Creating Beyond the Clinic

For the first time, two Cleveland Clinic interns have been given the opportunity to expand their horizons, along with the reach of Cleveland Clinic, by completing their internships at a separate business. Cleveland Clinic is a client of Wyse Advertising and Optiem Web Design, and Creative Learning Interns Leah Backo and Liz O'Neill were stationed at these companies for their summer internships. They maintained a solid link to Cleveland Clinic by completing projects for the Office of Civic Education Initiatives, and were also given the chance to learn more about the work Wyse and Optiem do for Cleveland Clinic and their other clients. Here they share their stories about working for the Clinic, away from the Clinic.

Liz O'Neill

Creative Learning, 2009

Optiem

When I first started working for the Cleveland Clinic in the Creative Learning Internship Program (CLIP), I wasn't really sure how art had anything to do with medicine. It seemed to me that the things I was good at, like video game design and illustration, were light-years away from things like open heart surgery and disease diagnosis. When I was assigned to work off-campus at a web design company called Optiem, I was thrilled by the opportunity, but even more confused about how this had anything to do with medicine.

My project, however, soon cleared this up. Last year, CLIP Intern Leah Backo designed and produced a children's book called "From Jump Ropes to Microscopes." The aim of the book was to teach elementary school children that medical professions consist of more than just the universally known "doctor." As I read through the book, I realized that this really was an important lesson – that all healthcare, well known or not, was important. And what better way to share it with kids than with art?

My job is to take the book and turn it into an interactive video game on the internet. Along with doing all the artwork for the game, I work with other aspects like project management and marketing. In this way, I've learned a lot about the way web design and ad agencies work. Communication is one of the most important aspects of a job like this. A project can't move forward unless you stay in good contact with your team and work together to keep things running smoothly. Like the interns working at the Clinic, I have an entire business functioning around me, but it's a completely different kind of business.

I've learned that, in both healthcare and design, the most important thing is doing a good job for your clients and making sure they get what they ask for. Learning and teaching are equally important in both, and I think the best kind of education is a mentored internship like this one. I've had fun since day one working at Optiem, and I know the experience will only get better.

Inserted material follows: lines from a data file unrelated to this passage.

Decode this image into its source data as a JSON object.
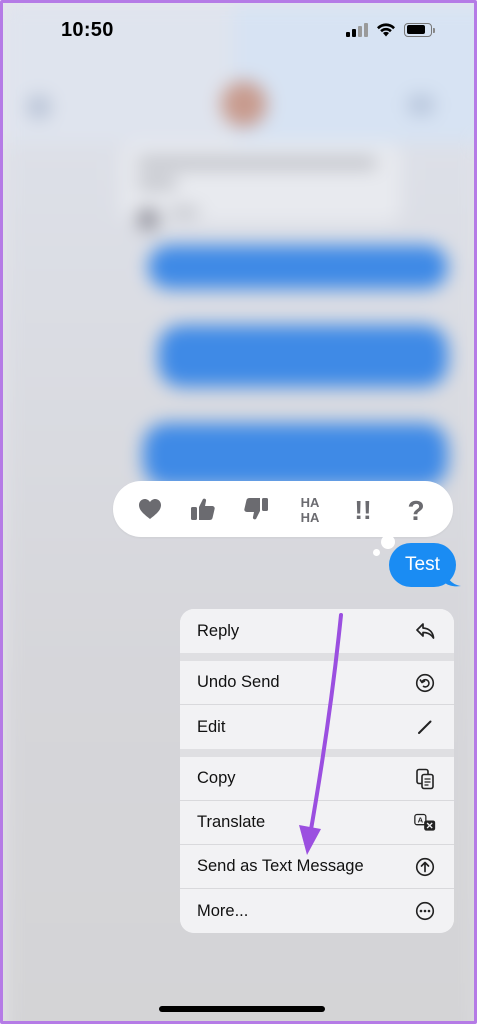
{
  "status_bar": {
    "time": "10:50",
    "icons": [
      "cellular-signal-icon",
      "wifi-icon",
      "battery-icon"
    ]
  },
  "reactions": [
    {
      "name": "heart",
      "icon": "heart-icon"
    },
    {
      "name": "thumbs-up",
      "icon": "thumbs-up-icon"
    },
    {
      "name": "thumbs-down",
      "icon": "thumbs-down-icon"
    },
    {
      "name": "haha",
      "icon": "haha-icon",
      "text_top": "HA",
      "text_bottom": "HA"
    },
    {
      "name": "emphasize",
      "icon": "double-exclamation-icon",
      "text": "!!"
    },
    {
      "name": "question",
      "icon": "question-mark-icon",
      "text": "?"
    }
  ],
  "message": {
    "text": "Test",
    "bubble_color": "#1a8cf3"
  },
  "context_menu": {
    "reply": {
      "label": "Reply",
      "icon": "reply-icon"
    },
    "undo_send": {
      "label": "Undo Send",
      "icon": "undo-icon"
    },
    "edit": {
      "label": "Edit",
      "icon": "pencil-icon"
    },
    "copy": {
      "label": "Copy",
      "icon": "copy-icon"
    },
    "translate": {
      "label": "Translate",
      "icon": "translate-icon"
    },
    "send_as_text": {
      "label": "Send as Text Message",
      "icon": "arrow-up-circle-icon"
    },
    "more": {
      "label": "More...",
      "icon": "ellipsis-circle-icon"
    }
  },
  "colors": {
    "accent_blue": "#1a8cf3",
    "annotation_arrow": "#9b4fe0",
    "frame_border": "#b57be6"
  }
}
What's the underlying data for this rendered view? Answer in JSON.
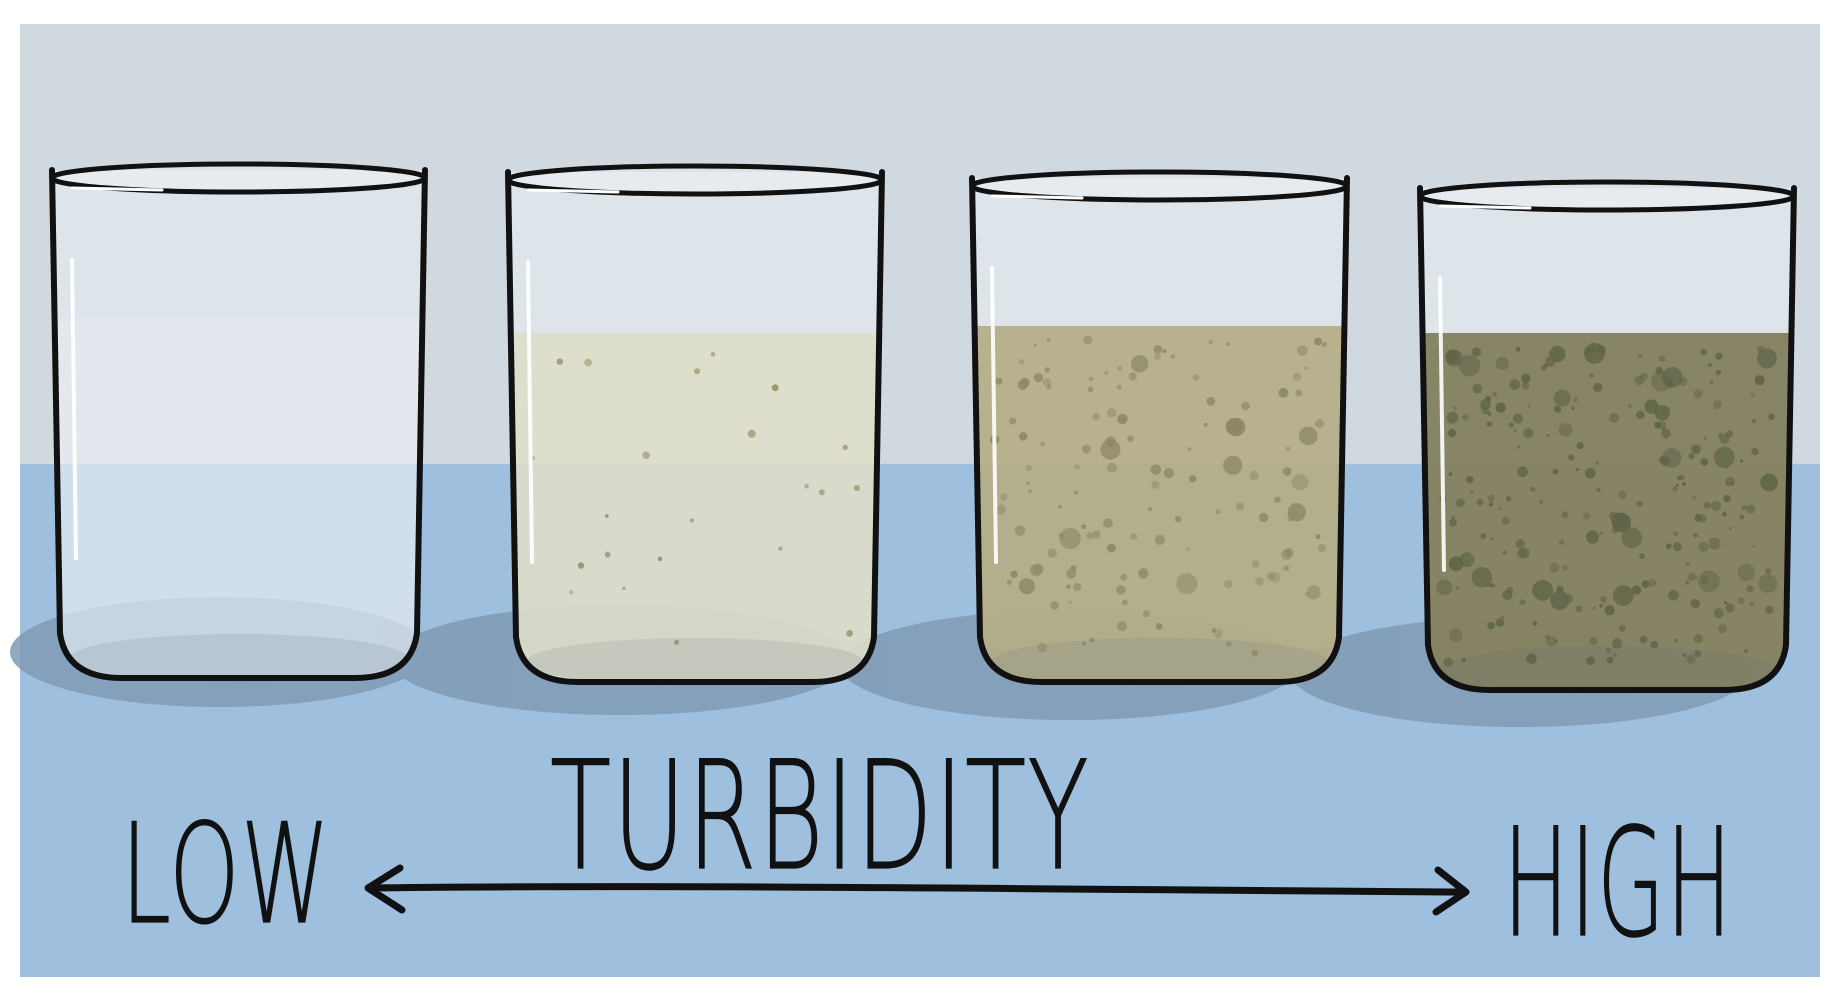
{
  "labels": {
    "title": "TURBIDITY",
    "low": "LOW",
    "high": "HIGH"
  },
  "colors": {
    "wall": "#d0d9e0",
    "table": "#9ebfde",
    "frame": "#ffffff",
    "outline": "#111111",
    "shadow": "#7f9ab4"
  },
  "beakers": [
    {
      "name": "beaker-clear",
      "water": "rgba(232,238,244,0.45)",
      "particles": "none"
    },
    {
      "name": "beaker-slightly-turbid",
      "water": "rgba(222,220,196,0.80)",
      "particles": "few"
    },
    {
      "name": "beaker-turbid",
      "water": "rgba(178,170,128,0.88)",
      "particles": "many"
    },
    {
      "name": "beaker-very-turbid",
      "water": "rgba(132,128,96,0.96)",
      "particles": "dense"
    }
  ]
}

Based on the children's book "From Jump Ropes to Microscopes" created in 2008, this interactive web story and game gives children the opportunity to learn about the many opportunities available to them in healthcare. To play, click here.